Are there enough small projects in whatever your area of practice is for you to be the "[small project]" person? My thought is that you could try to carve out a niche for yourself as someone who is the expert on filing X document or making X motion or handling a particular sort of regular, straight forward case, so that you will better be able to do your 40 hours per week and then get out. The firm might even considering charges a flat rate for your work in whatever niche that is, instead of you billing by the hour, so that you can further divorce billable hours from what you do.

Otherwise, I agree with the suggestion of using the extra hours to buy time off, or try working 4 days a week (and have that schedule be known and enforced, which is the difficulty!). In my experience there are always going to be weeks where you're needed to bill more than 40 hours a week, but if you're taking a pay cut, maybe you can benefit by having the time off on the slower weeks, or having a 4 day work week.
posted by Caz721 at 5:19 PM on July 13, 2010

I'm not convinced there is something better than a reduced hourly quota and a reduced pay rate. I also think that it is not in your interest to try to pioneer an alternative. It is hard enough for law firms to stay committed to developing the career of part-time lawyers that you don't need to make your "creative" compensation approach yet another barrier to them thinking of you as worthy of the same focus as full-time associates.

Your "creativity" should be about client service and professional growth, not pay: how you are going to drill down on the sort of practice that can thrive in core business hours (nature of deal/case, nature of client), how you are going to assure availability and continuity on the evenings and weekends when it really counts, how you are going to be able to take an active part in professional development, marketing, firm business planning and committees, and pro bono.

(By the way, don't be surprised if your firm asks for a greater percentage cut in your cash compensation than hours are reduced, because the fixed costs associated with your employment are not being reduced: your benefits are not becoming less expensive, they can't park another lawyer in your office from 5 p.m. to 9 p.m., they likely won't be able to reduce the support staff ratio, malpractice insurance premium, etc.)
posted by MattD at 6:32 PM on July 13, 2010

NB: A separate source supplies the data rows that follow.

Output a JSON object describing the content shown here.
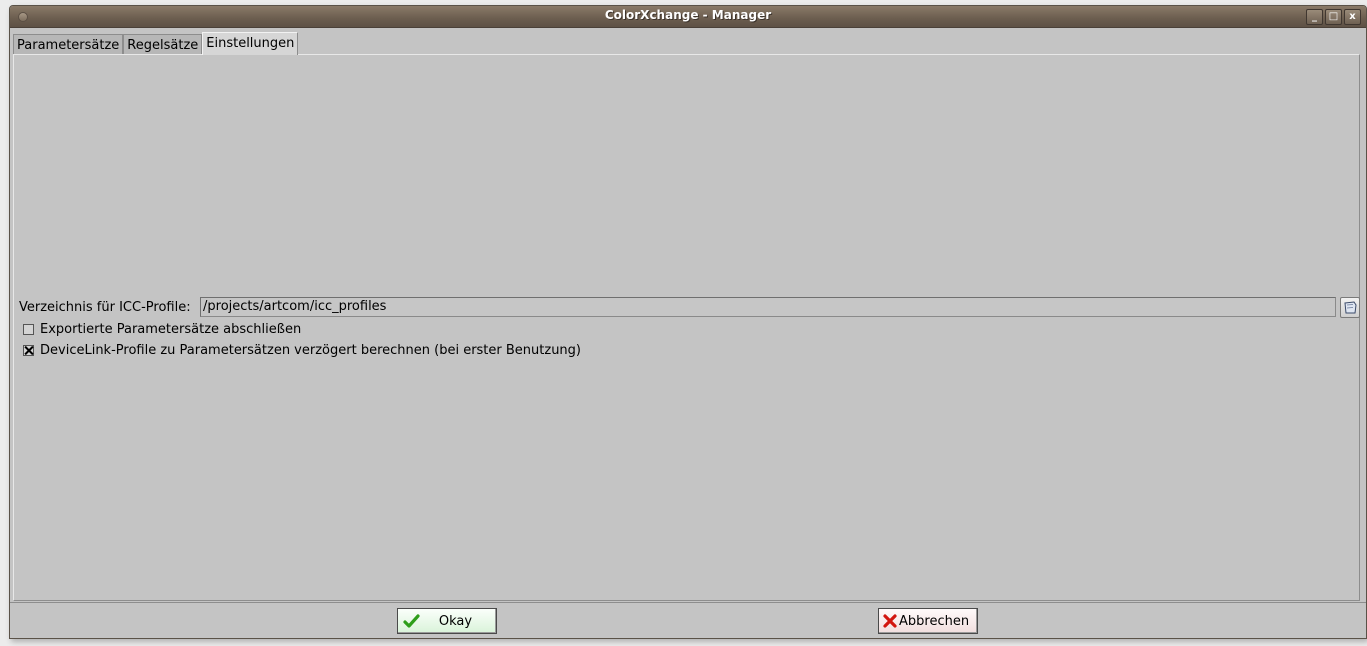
{
  "window": {
    "title": "ColorXchange - Manager",
    "controls": [
      "_",
      "□",
      "x"
    ]
  },
  "tabs": [
    {
      "label": "Parametersätze",
      "active": false
    },
    {
      "label": "Regelsätze",
      "active": false
    },
    {
      "label": "Einstellungen",
      "active": true
    }
  ],
  "settings": {
    "icc_dir_label": "Verzeichnis für ICC-Profile:",
    "icc_dir_value": "/projects/artcom/icc_profiles",
    "checkboxes": [
      {
        "label": "Exportierte Parametersätze abschließen",
        "checked": false
      },
      {
        "label": "DeviceLink-Profile zu Parametersätzen verzögert berechnen (bei erster Benutzung)",
        "checked": true
      }
    ]
  },
  "buttons": {
    "okay": "Okay",
    "cancel": "Abbrechen"
  },
  "colors": {
    "titlebar": "#6b5d4f",
    "panel": "#c4c4c4",
    "okay_icon": "#2e9e1a",
    "cancel_icon": "#d2160f"
  },
  "icons": {
    "browse": "folder-browse-icon",
    "okay": "checkmark-icon",
    "cancel": "red-x-icon"
  }
}
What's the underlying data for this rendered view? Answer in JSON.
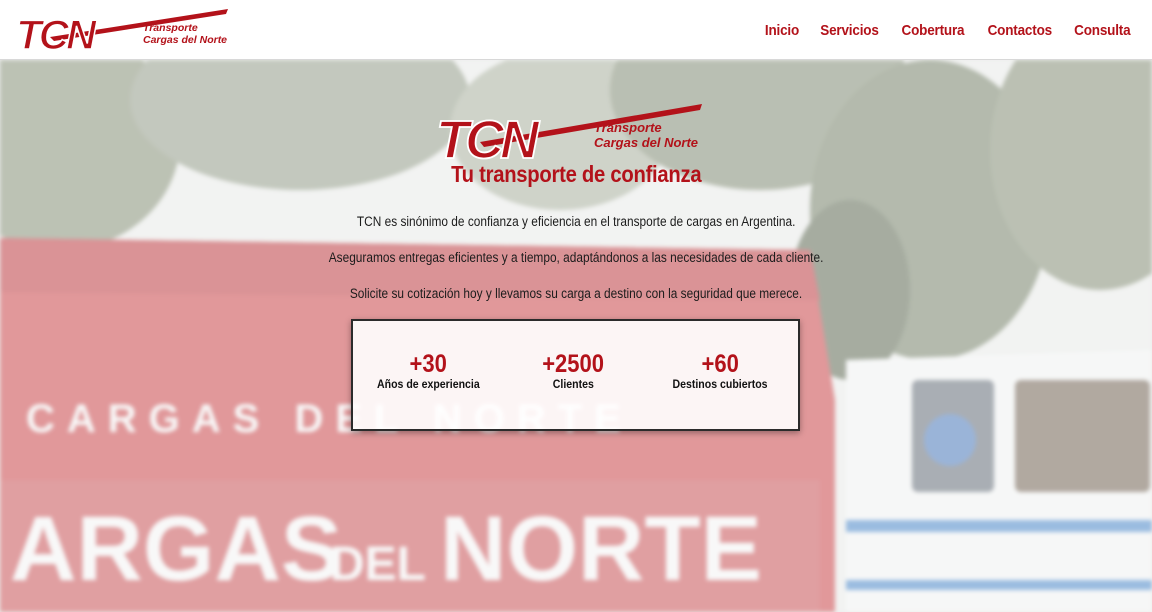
{
  "brand": {
    "logo_text": "TCN",
    "logo_line1": "Transporte",
    "logo_line2": "Cargas del Norte"
  },
  "nav": {
    "items": [
      "Inicio",
      "Servicios",
      "Cobertura",
      "Contactos",
      "Consulta"
    ]
  },
  "hero": {
    "tagline": "Tu transporte de confianza",
    "paragraphs": [
      "TCN es sinónimo de confianza y eficiencia en el transporte de cargas en Argentina.",
      "Aseguramos entregas eficientes y a tiempo, adaptándonos a las necesidades de cada cliente.",
      "Solicite su cotización hoy y llevamos su carga a destino con la seguridad que merece."
    ],
    "background_text": [
      "CARGAS DEL NORTE",
      "ARGAS",
      "DEL",
      "NORTE"
    ]
  },
  "stats": [
    {
      "value": "+30",
      "label": "Años de experiencia"
    },
    {
      "value": "+2500",
      "label": "Clientes"
    },
    {
      "value": "+60",
      "label": "Destinos cubiertos"
    }
  ],
  "colors": {
    "brand_red": "#b3121a",
    "text_dark": "#1c1c1c"
  }
}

I know some people work four months, then take four months off, then work another four. Or some combination.
posted by prefpara at 7:25 PM on July 13, 2010

« Older At least I could kill Clippy   |   is my ipod possessed? Newer »
This thread is closed to new comments.